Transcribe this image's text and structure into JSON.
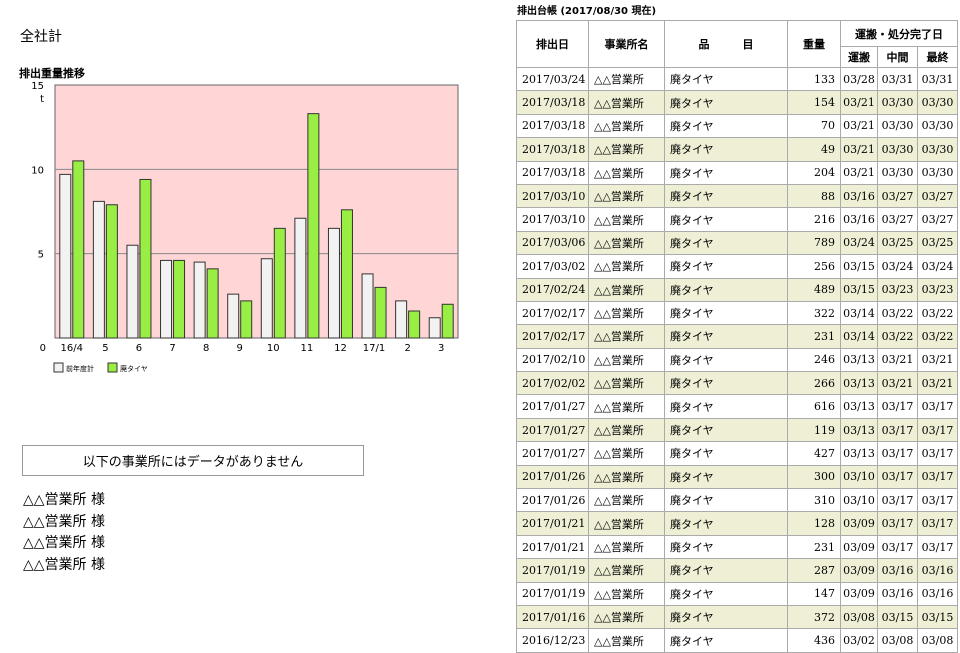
{
  "left": {
    "title": "全社計",
    "chart_title": "排出重量推移",
    "notice": "以下の事業所にはデータがありません",
    "offices": [
      "△△営業所 様",
      "△△営業所 様",
      "△△営業所 様",
      "△△営業所 様"
    ]
  },
  "chart_data": {
    "type": "bar",
    "title": "排出重量推移",
    "ylabel": "t",
    "ylim": [
      0,
      15
    ],
    "yticks": [
      0,
      5,
      10,
      15
    ],
    "categories": [
      "16/4",
      "5",
      "6",
      "7",
      "8",
      "9",
      "10",
      "11",
      "12",
      "17/1",
      "2",
      "3"
    ],
    "series": [
      {
        "name": "前年度計",
        "color": "#f2f2f2",
        "values": [
          9.7,
          8.1,
          5.5,
          4.6,
          4.5,
          2.6,
          4.7,
          7.1,
          6.5,
          3.8,
          2.2,
          1.2
        ]
      },
      {
        "name": "廃タイヤ",
        "color": "#99ee44",
        "values": [
          10.5,
          7.9,
          9.4,
          4.6,
          4.1,
          2.2,
          6.5,
          13.3,
          7.6,
          3.0,
          1.6,
          2.0
        ]
      }
    ],
    "plot_background": "#ffd5d5",
    "grid": true,
    "legend": "bottom-left"
  },
  "ledger": {
    "title": "排出台帳 (2017/08/30 現在)",
    "headers": {
      "date": "排出日",
      "office": "事業所名",
      "item": "品　　　目",
      "weight": "重量",
      "completion": "運搬・処分完了日",
      "transport": "運搬",
      "intermediate": "中間",
      "final": "最終"
    },
    "rows": [
      {
        "date": "2017/03/24",
        "office": "△△営業所",
        "item": "廃タイヤ",
        "weight": "133",
        "transport": "03/28",
        "intermediate": "03/31",
        "final": "03/31"
      },
      {
        "date": "2017/03/18",
        "office": "△△営業所",
        "item": "廃タイヤ",
        "weight": "154",
        "transport": "03/21",
        "intermediate": "03/30",
        "final": "03/30"
      },
      {
        "date": "2017/03/18",
        "office": "△△営業所",
        "item": "廃タイヤ",
        "weight": "70",
        "transport": "03/21",
        "intermediate": "03/30",
        "final": "03/30"
      },
      {
        "date": "2017/03/18",
        "office": "△△営業所",
        "item": "廃タイヤ",
        "weight": "49",
        "transport": "03/21",
        "intermediate": "03/30",
        "final": "03/30"
      },
      {
        "date": "2017/03/18",
        "office": "△△営業所",
        "item": "廃タイヤ",
        "weight": "204",
        "transport": "03/21",
        "intermediate": "03/30",
        "final": "03/30"
      },
      {
        "date": "2017/03/10",
        "office": "△△営業所",
        "item": "廃タイヤ",
        "weight": "88",
        "transport": "03/16",
        "intermediate": "03/27",
        "final": "03/27"
      },
      {
        "date": "2017/03/10",
        "office": "△△営業所",
        "item": "廃タイヤ",
        "weight": "216",
        "transport": "03/16",
        "intermediate": "03/27",
        "final": "03/27"
      },
      {
        "date": "2017/03/06",
        "office": "△△営業所",
        "item": "廃タイヤ",
        "weight": "789",
        "transport": "03/24",
        "intermediate": "03/25",
        "final": "03/25"
      },
      {
        "date": "2017/03/02",
        "office": "△△営業所",
        "item": "廃タイヤ",
        "weight": "256",
        "transport": "03/15",
        "intermediate": "03/24",
        "final": "03/24"
      },
      {
        "date": "2017/02/24",
        "office": "△△営業所",
        "item": "廃タイヤ",
        "weight": "489",
        "transport": "03/15",
        "intermediate": "03/23",
        "final": "03/23"
      },
      {
        "date": "2017/02/17",
        "office": "△△営業所",
        "item": "廃タイヤ",
        "weight": "322",
        "transport": "03/14",
        "intermediate": "03/22",
        "final": "03/22"
      },
      {
        "date": "2017/02/17",
        "office": "△△営業所",
        "item": "廃タイヤ",
        "weight": "231",
        "transport": "03/14",
        "intermediate": "03/22",
        "final": "03/22"
      },
      {
        "date": "2017/02/10",
        "office": "△△営業所",
        "item": "廃タイヤ",
        "weight": "246",
        "transport": "03/13",
        "intermediate": "03/21",
        "final": "03/21"
      },
      {
        "date": "2017/02/02",
        "office": "△△営業所",
        "item": "廃タイヤ",
        "weight": "266",
        "transport": "03/13",
        "intermediate": "03/21",
        "final": "03/21"
      },
      {
        "date": "2017/01/27",
        "office": "△△営業所",
        "item": "廃タイヤ",
        "weight": "616",
        "transport": "03/13",
        "intermediate": "03/17",
        "final": "03/17"
      },
      {
        "date": "2017/01/27",
        "office": "△△営業所",
        "item": "廃タイヤ",
        "weight": "119",
        "transport": "03/13",
        "intermediate": "03/17",
        "final": "03/17"
      },
      {
        "date": "2017/01/27",
        "office": "△△営業所",
        "item": "廃タイヤ",
        "weight": "427",
        "transport": "03/13",
        "intermediate": "03/17",
        "final": "03/17"
      },
      {
        "date": "2017/01/26",
        "office": "△△営業所",
        "item": "廃タイヤ",
        "weight": "300",
        "transport": "03/10",
        "intermediate": "03/17",
        "final": "03/17"
      },
      {
        "date": "2017/01/26",
        "office": "△△営業所",
        "item": "廃タイヤ",
        "weight": "310",
        "transport": "03/10",
        "intermediate": "03/17",
        "final": "03/17"
      },
      {
        "date": "2017/01/21",
        "office": "△△営業所",
        "item": "廃タイヤ",
        "weight": "128",
        "transport": "03/09",
        "intermediate": "03/17",
        "final": "03/17"
      },
      {
        "date": "2017/01/21",
        "office": "△△営業所",
        "item": "廃タイヤ",
        "weight": "231",
        "transport": "03/09",
        "intermediate": "03/17",
        "final": "03/17"
      },
      {
        "date": "2017/01/19",
        "office": "△△営業所",
        "item": "廃タイヤ",
        "weight": "287",
        "transport": "03/09",
        "intermediate": "03/16",
        "final": "03/16"
      },
      {
        "date": "2017/01/19",
        "office": "△△営業所",
        "item": "廃タイヤ",
        "weight": "147",
        "transport": "03/09",
        "intermediate": "03/16",
        "final": "03/16"
      },
      {
        "date": "2017/01/16",
        "office": "△△営業所",
        "item": "廃タイヤ",
        "weight": "372",
        "transport": "03/08",
        "intermediate": "03/15",
        "final": "03/15"
      },
      {
        "date": "2016/12/23",
        "office": "△△営業所",
        "item": "廃タイヤ",
        "weight": "436",
        "transport": "03/02",
        "intermediate": "03/08",
        "final": "03/08"
      }
    ]
  }
}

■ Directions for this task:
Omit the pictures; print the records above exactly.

■ Solution to the problem:
Transcribe this image's text and structure into JSON.
{
  "left": {
    "title": "全社計",
    "chart_title": "排出重量推移",
    "notice": "以下の事業所にはデータがありません",
    "offices": [
      "△△営業所 様",
      "△△営業所 様",
      "△△営業所 様",
      "△△営業所 様"
    ]
  },
  "chart_data": {
    "type": "bar",
    "title": "排出重量推移",
    "ylabel": "t",
    "ylim": [
      0,
      15
    ],
    "yticks": [
      0,
      5,
      10,
      15
    ],
    "categories": [
      "16/4",
      "5",
      "6",
      "7",
      "8",
      "9",
      "10",
      "11",
      "12",
      "17/1",
      "2",
      "3"
    ],
    "series": [
      {
        "name": "前年度計",
        "color": "#f2f2f2",
        "values": [
          9.7,
          8.1,
          5.5,
          4.6,
          4.5,
          2.6,
          4.7,
          7.1,
          6.5,
          3.8,
          2.2,
          1.2
        ]
      },
      {
        "name": "廃タイヤ",
        "color": "#99ee44",
        "values": [
          10.5,
          7.9,
          9.4,
          4.6,
          4.1,
          2.2,
          6.5,
          13.3,
          7.6,
          3.0,
          1.6,
          2.0
        ]
      }
    ],
    "plot_background": "#ffd5d5",
    "grid": true,
    "legend": "bottom-left"
  },
  "ledger": {
    "title": "排出台帳 (2017/08/30 現在)",
    "headers": {
      "date": "排出日",
      "office": "事業所名",
      "item": "品　　　目",
      "weight": "重量",
      "completion": "運搬・処分完了日",
      "transport": "運搬",
      "intermediate": "中間",
      "final": "最終"
    },
    "rows": [
      {
        "date": "2017/03/24",
        "office": "△△営業所",
        "item": "廃タイヤ",
        "weight": "133",
        "transport": "03/28",
        "intermediate": "03/31",
        "final": "03/31"
      },
      {
        "date": "2017/03/18",
        "office": "△△営業所",
        "item": "廃タイヤ",
        "weight": "154",
        "transport": "03/21",
        "intermediate": "03/30",
        "final": "03/30"
      },
      {
        "date": "2017/03/18",
        "office": "△△営業所",
        "item": "廃タイヤ",
        "weight": "70",
        "transport": "03/21",
        "intermediate": "03/30",
        "final": "03/30"
      },
      {
        "date": "2017/03/18",
        "office": "△△営業所",
        "item": "廃タイヤ",
        "weight": "49",
        "transport": "03/21",
        "intermediate": "03/30",
        "final": "03/30"
      },
      {
        "date": "2017/03/18",
        "office": "△△営業所",
        "item": "廃タイヤ",
        "weight": "204",
        "transport": "03/21",
        "intermediate": "03/30",
        "final": "03/30"
      },
      {
        "date": "2017/03/10",
        "office": "△△営業所",
        "item": "廃タイヤ",
        "weight": "88",
        "transport": "03/16",
        "intermediate": "03/27",
        "final": "03/27"
      },
      {
        "date": "2017/03/10",
        "office": "△△営業所",
        "item": "廃タイヤ",
        "weight": "216",
        "transport": "03/16",
        "intermediate": "03/27",
        "final": "03/27"
      },
      {
        "date": "2017/03/06",
        "office": "△△営業所",
        "item": "廃タイヤ",
        "weight": "789",
        "transport": "03/24",
        "intermediate": "03/25",
        "final": "03/25"
      },
      {
        "date": "2017/03/02",
        "office": "△△営業所",
        "item": "廃タイヤ",
        "weight": "256",
        "transport": "03/15",
        "intermediate": "03/24",
        "final": "03/24"
      },
      {
        "date": "2017/02/24",
        "office": "△△営業所",
        "item": "廃タイヤ",
        "weight": "489",
        "transport": "03/15",
        "intermediate": "03/23",
        "final": "03/23"
      },
      {
        "date": "2017/02/17",
        "office": "△△営業所",
        "item": "廃タイヤ",
        "weight": "322",
        "transport": "03/14",
        "intermediate": "03/22",
        "final": "03/22"
      },
      {
        "date": "2017/02/17",
        "office": "△△営業所",
        "item": "廃タイヤ",
        "weight": "231",
        "transport": "03/14",
        "intermediate": "03/22",
        "final": "03/22"
      },
      {
        "date": "2017/02/10",
        "office": "△△営業所",
        "item": "廃タイヤ",
        "weight": "246",
        "transport": "03/13",
        "intermediate": "03/21",
        "final": "03/21"
      },
      {
        "date": "2017/02/02",
        "office": "△△営業所",
        "item": "廃タイヤ",
        "weight": "266",
        "transport": "03/13",
        "intermediate": "03/21",
        "final": "03/21"
      },
      {
        "date": "2017/01/27",
        "office": "△△営業所",
        "item": "廃タイヤ",
        "weight": "616",
        "transport": "03/13",
        "intermediate": "03/17",
        "final": "03/17"
      },
      {
        "date": "2017/01/27",
        "office": "△△営業所",
        "item": "廃タイヤ",
        "weight": "119",
        "transport": "03/13",
        "intermediate": "03/17",
        "final": "03/17"
      },
      {
        "date": "2017/01/27",
        "office": "△△営業所",
        "item": "廃タイヤ",
        "weight": "427",
        "transport": "03/13",
        "intermediate": "03/17",
        "final": "03/17"
      },
      {
        "date": "2017/01/26",
        "office": "△△営業所",
        "item": "廃タイヤ",
        "weight": "300",
        "transport": "03/10",
        "intermediate": "03/17",
        "final": "03/17"
      },
      {
        "date": "2017/01/26",
        "office": "△△営業所",
        "item": "廃タイヤ",
        "weight": "310",
        "transport": "03/10",
        "intermediate": "03/17",
        "final": "03/17"
      },
      {
        "date": "2017/01/21",
        "office": "△△営業所",
        "item": "廃タイヤ",
        "weight": "128",
        "transport": "03/09",
        "intermediate": "03/17",
        "final": "03/17"
      },
      {
        "date": "2017/01/21",
        "office": "△△営業所",
        "item": "廃タイヤ",
        "weight": "231",
        "transport": "03/09",
        "intermediate": "03/17",
        "final": "03/17"
      },
      {
        "date": "2017/01/19",
        "office": "△△営業所",
        "item": "廃タイヤ",
        "weight": "287",
        "transport": "03/09",
        "intermediate": "03/16",
        "final": "03/16"
      },
      {
        "date": "2017/01/19",
        "office": "△△営業所",
        "item": "廃タイヤ",
        "weight": "147",
        "transport": "03/09",
        "intermediate": "03/16",
        "final": "03/16"
      },
      {
        "date": "2017/01/16",
        "office": "△△営業所",
        "item": "廃タイヤ",
        "weight": "372",
        "transport": "03/08",
        "intermediate": "03/15",
        "final": "03/15"
      },
      {
        "date": "2016/12/23",
        "office": "△△営業所",
        "item": "廃タイヤ",
        "weight": "436",
        "transport": "03/02",
        "intermediate": "03/08",
        "final": "03/08"
      }
    ]
  }
}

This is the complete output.